Wednesday, August 6, 2008

I Vant to Suc Yur Bloood!!!






Have you ever gotten scratched up by a Hoary Bat? No? Well you are truely missing out. Not really. During the summer field season I periodically have to go out and do bat monitoring for threatened bat species in the area. Its a way of making sure that the species are thriving throughout the season and making sure the youngins are getting enough food to eat. I know it doesn't sound glamorous but it actually is quite fun. To the left here is the Hoary Bat (Lasiurus cinerus)... by God I did learn something in college... LATIN!


A grad student I went to college with and one of my old professors developed a protocol for bat capture and recapture that I adopted and brought in my repetour when I came to work with for the Forest Service. I'm glad I did since some of the old school surveying they were doing was leading to bat injuries. Not good for threatened species right? So fixing that is great, but the only problem is it requires me to go out alone at o-dark-thrity with a pack full of ultra-light weight pvc type pipe that I build a harp trap out of and set up at the mouths of caves, mine shafts, and other creepy places that go bump in the night. The picture below is basically what the trap looks like. What you cant see very well is the vertical "harp" strings running from the top of the bar down to the bottom bar where the collection bag is.
Once the set up is complete the night is usually pretty calm until I hear a "sprong... flap flap flap.. scratch scratch... then silence" when a bat hits the harp section of the trap and rolls down into a canvas colleting bag at the bottom of the system. Then with head lamp on and heavy leather gloves donned I go about weighing, aging, marking for recapture, and sexing (get your mind out of the gutter) the critter and then letting it go. Sounds pretty straight forward right? Well most nights it is but last night one of the Hoary bats I caught was ticked off about something, struggled like a mad dog, and attacked me after I let it go. No biting but it landed back on my arm and scratched me up pretty good. Good thing my tetinus shots are up to date and I carry around a jug of rubbing alcohol swipes, antibiotic ointment, and of course bandaids. All in a nights work. Tell you what though, if I ever recatch that little sucker we're going to have some words.
So other than that, the night was pretty uneventful. Caught and marked over 250 bats in one sitting. Makes for a long night though. I leave the office to go out in the field at 7pm then dont usually get back til about 10 the next morning. I should be exhausted right? So why am I sitting here at 11:30 in the morning bloggin? Thats a very good question. Just can't seem to sleep during the day time. Its a good thing that I only go on this schedule for about a week at a time. Otherwise I'd probably be a zombie and cranky with everyone I knew. But I suppose that means I should wrap this up and give it the old college try anyway. Tootleloo


3 comments:

Julie (It is.) said...

Hey, that's kind of cool! bats are pretty popular in Denver 'cause they eat nasty mosquitoes. We have bathouses all over. Would I want to touch one? Um, no, not really.

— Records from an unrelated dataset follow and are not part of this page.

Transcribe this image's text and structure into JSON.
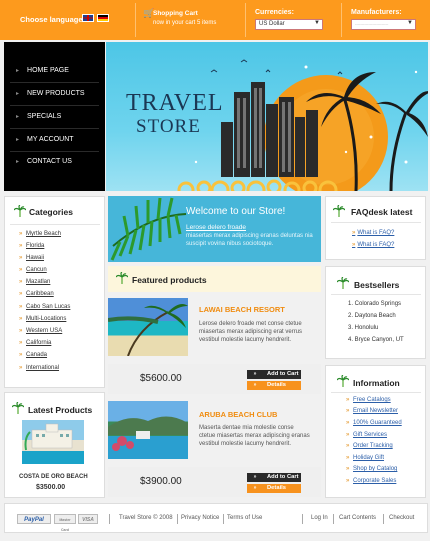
{
  "header": {
    "choose_language": "Choose language:",
    "cart_title": "Shopping Cart",
    "cart_sub": "now in your cart  5 items",
    "currencies_label": "Currencies:",
    "currency_value": "US Dollar",
    "manufacturers_label": "Manufacturers:",
    "manufacturers_value": "-------------------------"
  },
  "nav": {
    "items": [
      "HOME PAGE",
      "NEW PRODUCTS",
      "SPECIALS",
      "MY ACCOUNT",
      "CONTACT US"
    ]
  },
  "banner": {
    "line1": "TRAVEL",
    "line2": "STORE"
  },
  "categories": {
    "title": "Categories",
    "items": [
      "Myrtle Beach",
      "Florida",
      "Hawaii",
      "Cancun",
      "Mazatlan",
      "Caribbean",
      "Cabo San Lucas",
      "Multi-Locations",
      "Western USA",
      "California",
      "Canada",
      "International"
    ]
  },
  "latest_products": {
    "title": "Latest Products",
    "item_name": "COSTA DE ORO BEACH",
    "item_price": "$3500.00"
  },
  "welcome": {
    "title": "Welcome to our Store!",
    "link": "Lerose delero froade",
    "body": "miasertas merax adipiscing eranas deluntas nia suscipit vovina nibus sociotoque."
  },
  "featured": {
    "title": "Featured products",
    "products": [
      {
        "name": "LAWAI BEACH RESORT",
        "desc": "Lerose delero froade met conse ctetue miasertas merax adipiscing erat verrus vestibul molestie lacumy hendrerit.",
        "price": "$5600.00",
        "add": "Add to Cart",
        "details": "Details"
      },
      {
        "name": "ARUBA BEACH CLUB",
        "desc": "Maserta dentae mia molestie conse ctetue miasertas merax adipiscing eranas vestibul molestie lacumy hendrerit.",
        "price": "$3900.00",
        "add": "Add to Cart",
        "details": "Details"
      }
    ]
  },
  "faq": {
    "title": "FAQdesk latest",
    "items": [
      "What is FAQ?",
      "What is FAQ?"
    ]
  },
  "bestsellers": {
    "title": "Bestsellers",
    "items": [
      "1.  Colorado Springs",
      "2.  Daytona Beach",
      "3.  Honolulu",
      "4.  Bryce Canyon, UT"
    ]
  },
  "information": {
    "title": "Information",
    "items": [
      "Free Catalogs",
      "Email Newsletter",
      "100% Guaranteed",
      "Gift Services",
      "Order Tracking",
      "Holiday Gift",
      "Shop by Catalog",
      "Corporate Sales"
    ]
  },
  "footer": {
    "paypal": "PayPal",
    "mastercard": "Master Card",
    "visa": "VISA",
    "copyright": "Travel Store © 2008",
    "privacy": "Privacy Notice",
    "terms": "Terms of Use",
    "login": "Log In",
    "cart": "Cart Contents",
    "checkout": "Checkout"
  },
  "colors": {
    "accent": "#fd9a1d",
    "sky": "#4dc6e6",
    "nav": "#000000"
  }
}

Look forward to more tales!

Kate's mom :)

Kati said...

TPB,

O. m. g. My own mother beat me to posting on your blog. I blame the time difference!! And kindergarteners! And the humidity! Darn it.

I vote for no more decapitated bat pictures.

Welcome to bloggerspace...

Julie (It is.) said...

I win! I win! I win!

Tracy, you must be SO glad you started a blog so the Southern women could have a posting war ;)